### [Task brief]
When you answer, restate the entries below without altering anything.

### [Supplied data]
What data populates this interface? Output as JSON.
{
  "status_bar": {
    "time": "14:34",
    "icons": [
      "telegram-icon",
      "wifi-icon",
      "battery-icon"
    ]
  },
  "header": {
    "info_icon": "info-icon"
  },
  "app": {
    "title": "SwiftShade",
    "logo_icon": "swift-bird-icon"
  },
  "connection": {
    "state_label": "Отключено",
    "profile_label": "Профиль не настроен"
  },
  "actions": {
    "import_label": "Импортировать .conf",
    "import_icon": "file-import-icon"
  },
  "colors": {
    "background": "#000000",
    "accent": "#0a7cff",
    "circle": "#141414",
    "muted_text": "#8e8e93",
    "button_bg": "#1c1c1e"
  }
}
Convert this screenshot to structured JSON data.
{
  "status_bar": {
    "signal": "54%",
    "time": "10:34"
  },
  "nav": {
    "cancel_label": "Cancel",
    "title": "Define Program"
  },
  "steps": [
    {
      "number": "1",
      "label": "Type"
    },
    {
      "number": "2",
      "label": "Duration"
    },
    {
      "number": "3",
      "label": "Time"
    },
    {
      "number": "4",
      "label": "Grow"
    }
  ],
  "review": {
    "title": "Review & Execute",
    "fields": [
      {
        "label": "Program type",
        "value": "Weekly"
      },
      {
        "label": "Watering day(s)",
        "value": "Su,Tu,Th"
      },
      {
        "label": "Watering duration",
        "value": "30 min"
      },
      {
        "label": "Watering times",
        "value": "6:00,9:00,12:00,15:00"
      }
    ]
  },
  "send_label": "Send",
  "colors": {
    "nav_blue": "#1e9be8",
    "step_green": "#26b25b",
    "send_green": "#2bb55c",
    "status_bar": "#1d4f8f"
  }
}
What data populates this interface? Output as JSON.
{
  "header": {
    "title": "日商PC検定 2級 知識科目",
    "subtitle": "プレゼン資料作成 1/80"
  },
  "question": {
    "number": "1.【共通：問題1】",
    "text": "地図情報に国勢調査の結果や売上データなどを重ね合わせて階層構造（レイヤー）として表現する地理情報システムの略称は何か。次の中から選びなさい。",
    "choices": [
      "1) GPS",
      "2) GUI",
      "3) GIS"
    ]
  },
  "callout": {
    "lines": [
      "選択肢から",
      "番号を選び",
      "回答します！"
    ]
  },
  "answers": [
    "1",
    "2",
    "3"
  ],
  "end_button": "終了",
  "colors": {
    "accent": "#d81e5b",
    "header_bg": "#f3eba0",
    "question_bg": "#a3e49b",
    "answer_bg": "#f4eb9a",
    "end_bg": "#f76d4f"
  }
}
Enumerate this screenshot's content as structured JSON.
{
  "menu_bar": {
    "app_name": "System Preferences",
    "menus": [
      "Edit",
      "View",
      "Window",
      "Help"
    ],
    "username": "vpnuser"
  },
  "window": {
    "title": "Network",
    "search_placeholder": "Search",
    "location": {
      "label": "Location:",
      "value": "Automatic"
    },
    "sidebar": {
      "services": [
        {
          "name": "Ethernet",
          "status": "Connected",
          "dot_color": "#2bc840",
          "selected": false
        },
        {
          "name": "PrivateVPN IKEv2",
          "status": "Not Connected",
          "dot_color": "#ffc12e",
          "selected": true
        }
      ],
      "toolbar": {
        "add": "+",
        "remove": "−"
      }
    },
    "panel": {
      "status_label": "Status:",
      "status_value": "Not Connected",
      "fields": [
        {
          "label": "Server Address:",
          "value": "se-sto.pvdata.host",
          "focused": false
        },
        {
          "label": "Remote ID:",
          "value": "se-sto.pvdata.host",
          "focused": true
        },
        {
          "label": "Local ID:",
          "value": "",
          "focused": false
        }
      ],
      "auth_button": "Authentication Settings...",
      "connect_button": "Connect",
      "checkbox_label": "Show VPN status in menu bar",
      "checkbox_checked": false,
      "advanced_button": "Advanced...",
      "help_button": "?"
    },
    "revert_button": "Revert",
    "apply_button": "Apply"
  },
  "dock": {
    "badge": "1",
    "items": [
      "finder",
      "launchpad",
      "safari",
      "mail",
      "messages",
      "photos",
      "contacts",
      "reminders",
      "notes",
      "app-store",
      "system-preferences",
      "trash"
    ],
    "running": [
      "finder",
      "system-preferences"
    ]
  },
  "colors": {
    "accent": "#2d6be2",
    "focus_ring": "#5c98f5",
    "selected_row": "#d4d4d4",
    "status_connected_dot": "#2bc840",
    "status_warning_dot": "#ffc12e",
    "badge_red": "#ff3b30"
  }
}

### [Task output]
What data populates this interface? Output as JSON.
{
  "status_bar": {
    "time": "14:34",
    "icons": [
      "telegram-icon",
      "wifi-icon",
      "battery-icon"
    ]
  },
  "header": {
    "info_icon": "info-icon"
  },
  "app": {
    "title": "SwiftShade",
    "logo_icon": "swift-bird-icon"
  },
  "connection": {
    "state_label": "Отключено",
    "profile_label": "Профиль не настроен"
  },
  "actions": {
    "import_label": "Импортировать .conf",
    "import_icon": "file-import-icon"
  },
  "colors": {
    "background": "#000000",
    "accent": "#0a7cff",
    "circle": "#141414",
    "muted_text": "#8e8e93",
    "button_bg": "#1c1c1e"
  }
}
Convert this screenshot to structured JSON data.
{
  "status_bar": {
    "signal": "54%",
    "time": "10:34"
  },
  "nav": {
    "cancel_label": "Cancel",
    "title": "Define Program"
  },
  "steps": [
    {
      "number": "1",
      "label": "Type"
    },
    {
      "number": "2",
      "label": "Duration"
    },
    {
      "number": "3",
      "label": "Time"
    },
    {
      "number": "4",
      "label": "Grow"
    }
  ],
  "review": {
    "title": "Review & Execute",
    "fields": [
      {
        "label": "Program type",
        "value": "Weekly"
      },
      {
        "label": "Watering day(s)",
        "value": "Su,Tu,Th"
      },
      {
        "label": "Watering duration",
        "value": "30 min"
      },
      {
        "label": "Watering times",
        "value": "6:00,9:00,12:00,15:00"
      }
    ]
  },
  "send_label": "Send",
  "colors": {
    "nav_blue": "#1e9be8",
    "step_green": "#26b25b",
    "send_green": "#2bb55c",
    "status_bar": "#1d4f8f"
  }
}
What data populates this interface? Output as JSON.
{
  "header": {
    "title": "日商PC検定 2級 知識科目",
    "subtitle": "プレゼン資料作成 1/80"
  },
  "question": {
    "number": "1.【共通：問題1】",
    "text": "地図情報に国勢調査の結果や売上データなどを重ね合わせて階層構造（レイヤー）として表現する地理情報システムの略称は何か。次の中から選びなさい。",
    "choices": [
      "1) GPS",
      "2) GUI",
      "3) GIS"
    ]
  },
  "callout": {
    "lines": [
      "選択肢から",
      "番号を選び",
      "回答します！"
    ]
  },
  "answers": [
    "1",
    "2",
    "3"
  ],
  "end_button": "終了",
  "colors": {
    "accent": "#d81e5b",
    "header_bg": "#f3eba0",
    "question_bg": "#a3e49b",
    "answer_bg": "#f4eb9a",
    "end_bg": "#f76d4f"
  }
}
Enumerate this screenshot's content as structured JSON.
{
  "menu_bar": {
    "app_name": "System Preferences",
    "menus": [
      "Edit",
      "View",
      "Window",
      "Help"
    ],
    "username": "vpnuser"
  },
  "window": {
    "title": "Network",
    "search_placeholder": "Search",
    "location": {
      "label": "Location:",
      "value": "Automatic"
    },
    "sidebar": {
      "services": [
        {
          "name": "Ethernet",
          "status": "Connected",
          "dot_color": "#2bc840",
          "selected": false
        },
        {
          "name": "PrivateVPN IKEv2",
          "status": "Not Connected",
          "dot_color": "#ffc12e",
          "selected": true
        }
      ],
      "toolbar": {
        "add": "+",
        "remove": "−"
      }
    },
    "panel": {
      "status_label": "Status:",
      "status_value": "Not Connected",
      "fields": [
        {
          "label": "Server Address:",
          "value": "se-sto.pvdata.host",
          "focused": false
        },
        {
          "label": "Remote ID:",
          "value": "se-sto.pvdata.host",
          "focused": true
        },
        {
          "label": "Local ID:",
          "value": "",
          "focused": false
        }
      ],
      "auth_button": "Authentication Settings...",
      "connect_button": "Connect",
      "checkbox_label": "Show VPN status in menu bar",
      "checkbox_checked": false,
      "advanced_button": "Advanced...",
      "help_button": "?"
    },
    "revert_button": "Revert",
    "apply_button": "Apply"
  },
  "dock": {
    "badge": "1",
    "items": [
      "finder",
      "launchpad",
      "safari",
      "mail",
      "messages",
      "photos",
      "contacts",
      "reminders",
      "notes",
      "app-store",
      "system-preferences",
      "trash"
    ],
    "running": [
      "finder",
      "system-preferences"
    ]
  },
  "colors": {
    "accent": "#2d6be2",
    "focus_ring": "#5c98f5",
    "selected_row": "#d4d4d4",
    "status_connected_dot": "#2bc840",
    "status_warning_dot": "#ffc12e",
    "badge_red": "#ff3b30"
  }
}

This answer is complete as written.